The Wizard of Oz
|The second excerpt represents the element of Fire. It speaks of emotional influences and base passions, and is drawn from The Taming of the Shrew by William Shakespeare:
As he forth walked on his way:
Out, you rogue! you pluck my foot awry:
Take that, and mend the plucking off the other.
Be merry, Kate. Some water, here; what, ho!
Where's my spaniel Troilus? Sirrah, get you hence
And bid my cousin Ferdinand come hither:
One, Kate, that you must kiss and be acquainted with.
Where are my slippers? Shall I have some water?
Come, Kate, and wash, and welcome heartily.--
The Taming of the Shrew
|The third excerpt represents the element of Water. It speaks of pure spiritual influences and feelings of love, and is drawn from The Iliad by Homer:
shield and helmet, lean my spear against the wall and go straight
up to noble Achilles? What if I were to promise to give up Helen,
who was the fountainhead of all this war, and all the treasure
that Alexandrus brought with him in his ships to Troy, aye, and
to let the Achaeans divide the half of everything that the city

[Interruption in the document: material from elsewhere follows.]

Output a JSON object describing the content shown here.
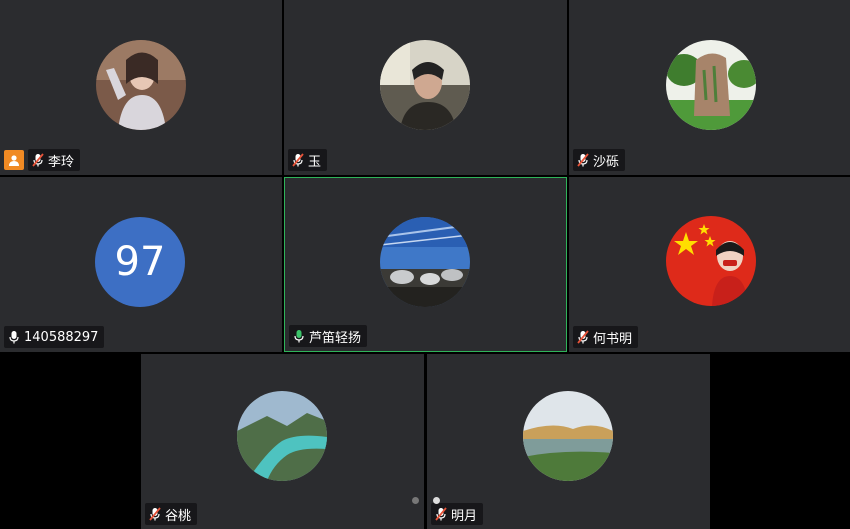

contains among themselves? I might make the Trojans, by the
mouths of their princes, take a solemn oath that they would hide
nothing, but would divide into two shares all that is within the
city--but why argue with myself in this way? Were I to go up to
him he would show me no kind of mercy; he would kill me then and
there as easily as though I were a woman, when I had off my
|The fourth excerpt represents the element of Earth. It speaks of physical influences and the impact of the unseen on the visible world, and is drawn from The Hidden Masterpiece by Honore de Balzac:
one of the lower rooms the young man slowly mounted the stairway,
stopping from time to time and hesitating, like a newly fledged
courier doubtful as to what sort of reception the king might grant
When he reached the upper landing of the spiral ascent, he paused a
moment before laying hold of a grotesque knocker which ornamented the
door of the atelier where the famous painter of Henry IV.--neglected
by Marie de Medicis for Rubens--was probably at work. The young man
felt the strong sensation which vibrates in the soul of great artists
when, in the flush of youth and of their ardor for art, they approach
a man of genius or a masterpiece. In all human sentiments there are,